HIV drug resistance testing can perform well, even when viral load is as low as 250 copies/ml, results of two studies published in the online edition of Clinical Infectious Diseases show. In one study, genotyping was successfully performed on over 90% of samples when viral load was between 250 and 999 copies/ml.
Moreover, resistance testing at low-level viraemia was shown to be of clinical benefit, with results accurately predicting the risk of an increase in viral load to above 1000 copies/ml and the virological failure of antiretroviral therapy.
“Each of these studies provides a robust practical experience with data from a large number of subjects and plasma samples,” writes Dr Douglas D Richman of the University of San Diego in an editorial. “They provide evidence for beneficial clinical outcomes as a result of…drug resistance testing at low levels of plasma HIV RNA.”
To help guide the choice of antiretroviral drugs, it is recommended that people with HIV should have a resistance test before starting or changing treatment. However, approved genotypic resistance tests require a viral load of at least 1000 copies/ml. Their performance at lower viral loads is uncertain.
Investigators in Canada and Italy designed separate studies examining the reliability and clinical utility of standard genotypic resistance tests in cases of low-level viraemia – a viral load between 50 and 999 copies/ml.
The investigators in Canada retrospectively studied 4915 samples collected from 2492 people who received care in British Columbia between 1996 and 2012.

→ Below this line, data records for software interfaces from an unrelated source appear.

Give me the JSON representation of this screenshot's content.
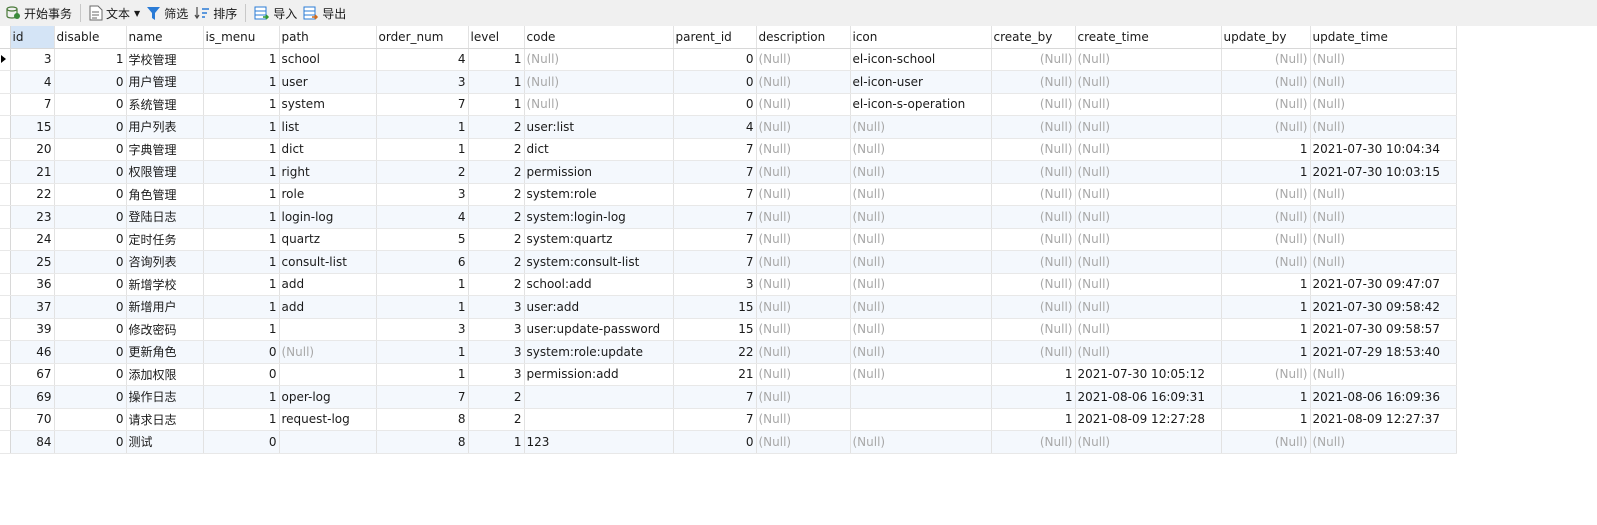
{
  "toolbar": {
    "begin_tx": "开始事务",
    "text": "文本",
    "filter": "筛选",
    "sort": "排序",
    "import": "导入",
    "export": "导出"
  },
  "columns": [
    "id",
    "disable",
    "name",
    "is_menu",
    "path",
    "order_num",
    "level",
    "code",
    "parent_id",
    "description",
    "icon",
    "create_by",
    "create_time",
    "update_by",
    "update_time"
  ],
  "selected_column": "id",
  "selected_row": 0,
  "rows": [
    [
      "3",
      "1",
      "学校管理",
      "1",
      "school",
      "4",
      "1",
      null,
      "0",
      null,
      "el-icon-school",
      null,
      null,
      null,
      null
    ],
    [
      "4",
      "0",
      "用户管理",
      "1",
      "user",
      "3",
      "1",
      null,
      "0",
      null,
      "el-icon-user",
      null,
      null,
      null,
      null
    ],
    [
      "7",
      "0",
      "系统管理",
      "1",
      "system",
      "7",
      "1",
      null,
      "0",
      null,
      "el-icon-s-operation",
      null,
      null,
      null,
      null
    ],
    [
      "15",
      "0",
      "用户列表",
      "1",
      "list",
      "1",
      "2",
      "user:list",
      "4",
      null,
      null,
      null,
      null,
      null,
      null
    ],
    [
      "20",
      "0",
      "字典管理",
      "1",
      "dict",
      "1",
      "2",
      "dict",
      "7",
      null,
      null,
      null,
      null,
      "1",
      "2021-07-30 10:04:34"
    ],
    [
      "21",
      "0",
      "权限管理",
      "1",
      "right",
      "2",
      "2",
      "permission",
      "7",
      null,
      null,
      null,
      null,
      "1",
      "2021-07-30 10:03:15"
    ],
    [
      "22",
      "0",
      "角色管理",
      "1",
      "role",
      "3",
      "2",
      "system:role",
      "7",
      null,
      null,
      null,
      null,
      null,
      null
    ],
    [
      "23",
      "0",
      "登陆日志",
      "1",
      "login-log",
      "4",
      "2",
      "system:login-log",
      "7",
      null,
      null,
      null,
      null,
      null,
      null
    ],
    [
      "24",
      "0",
      "定时任务",
      "1",
      "quartz",
      "5",
      "2",
      "system:quartz",
      "7",
      null,
      null,
      null,
      null,
      null,
      null
    ],
    [
      "25",
      "0",
      "咨询列表",
      "1",
      "consult-list",
      "6",
      "2",
      "system:consult-list",
      "7",
      null,
      null,
      null,
      null,
      null,
      null
    ],
    [
      "36",
      "0",
      "新增学校",
      "1",
      "add",
      "1",
      "2",
      "school:add",
      "3",
      null,
      null,
      null,
      null,
      "1",
      "2021-07-30 09:47:07"
    ],
    [
      "37",
      "0",
      "新增用户",
      "1",
      "add",
      "1",
      "3",
      "user:add",
      "15",
      null,
      null,
      null,
      null,
      "1",
      "2021-07-30 09:58:42"
    ],
    [
      "39",
      "0",
      "修改密码",
      "1",
      "",
      "3",
      "3",
      "user:update-password",
      "15",
      null,
      null,
      null,
      null,
      "1",
      "2021-07-30 09:58:57"
    ],
    [
      "46",
      "0",
      "更新角色",
      "0",
      null,
      "1",
      "3",
      "system:role:update",
      "22",
      null,
      null,
      null,
      null,
      "1",
      "2021-07-29 18:53:40"
    ],
    [
      "67",
      "0",
      "添加权限",
      "0",
      "",
      "1",
      "3",
      "permission:add",
      "21",
      null,
      null,
      "1",
      "2021-07-30 10:05:12",
      null,
      null
    ],
    [
      "69",
      "0",
      "操作日志",
      "1",
      "oper-log",
      "7",
      "2",
      "",
      "7",
      null,
      "",
      "1",
      "2021-08-06 16:09:31",
      "1",
      "2021-08-06 16:09:36"
    ],
    [
      "70",
      "0",
      "请求日志",
      "1",
      "request-log",
      "8",
      "2",
      "",
      "7",
      null,
      "",
      "1",
      "2021-08-09 12:27:28",
      "1",
      "2021-08-09 12:27:37"
    ],
    [
      "84",
      "0",
      "测试",
      "0",
      "",
      "8",
      "1",
      "123",
      "0",
      null,
      null,
      null,
      null,
      null,
      null
    ]
  ],
  "null_text": "(Null)"
}
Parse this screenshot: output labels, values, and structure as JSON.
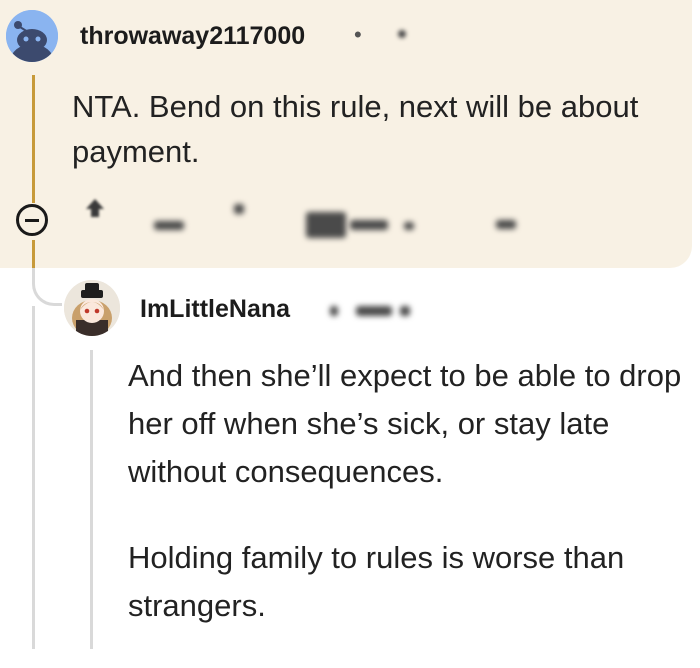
{
  "comment": {
    "username": "throwaway2117000",
    "separator": "•",
    "text": "NTA. Bend on this rule, next will be about payment.",
    "avatar_icon": "reddit-snoo-avatar",
    "collapse_icon": "collapse-minus-icon",
    "upvote_icon": "upvote-arrow-icon",
    "highlight_color": "#f8f1e4",
    "thread_color": "#c79a3a"
  },
  "reply": {
    "username": "ImLittleNana",
    "avatar_icon": "anime-girl-avatar",
    "paragraphs": [
      "And then she’ll expect to be able to drop her off when she’s sick, or stay late without consequences.",
      "Holding family to rules is worse than strangers."
    ]
  }
}
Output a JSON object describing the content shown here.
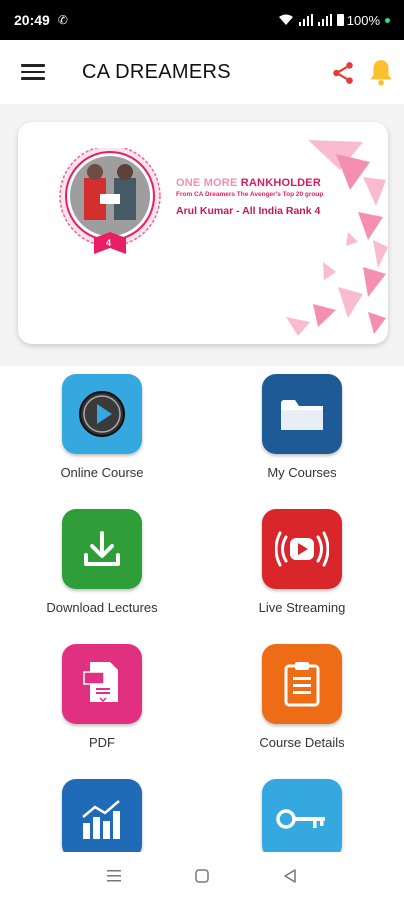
{
  "status_bar": {
    "time": "20:49",
    "battery": "100%"
  },
  "app_bar": {
    "title": "CA DREAMERS"
  },
  "banner": {
    "headline_light": "ONE MORE",
    "headline_bold": " RANKHOLDER",
    "subtext": "From CA Dreamers The Avenger's Top 20 group",
    "name": "Arul Kumar - All India Rank 4",
    "badge_number": "4"
  },
  "menu": [
    {
      "label": "Online Course",
      "icon": "play-circle-icon",
      "color": "#35a8e0"
    },
    {
      "label": "My Courses",
      "icon": "folder-icon",
      "color": "#1e5b96"
    },
    {
      "label": "Download Lectures",
      "icon": "download-icon",
      "color": "#2f9e38"
    },
    {
      "label": "Live Streaming",
      "icon": "live-stream-icon",
      "color": "#d8262a"
    },
    {
      "label": "PDF",
      "icon": "pdf-icon",
      "color": "#e0307f"
    },
    {
      "label": "Course Details",
      "icon": "clipboard-icon",
      "color": "#ef6c16"
    },
    {
      "label": "",
      "icon": "analytics-chart-icon",
      "color": "#1f6bb8"
    },
    {
      "label": "",
      "icon": "key-icon",
      "color": "#35a8e0"
    }
  ],
  "colors": {
    "share": "#e53935",
    "bell": "#fbc02d",
    "brand_pink": "#e91e63"
  }
}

Overall, 88% of resistance tests conducted when viral load was below 1000 copies/ml produced usable results. Successful results were obtained from three-quarters of samples with viral loads below 250 copies/ml and from 90% of samples where viral load was above 250 copies/ml.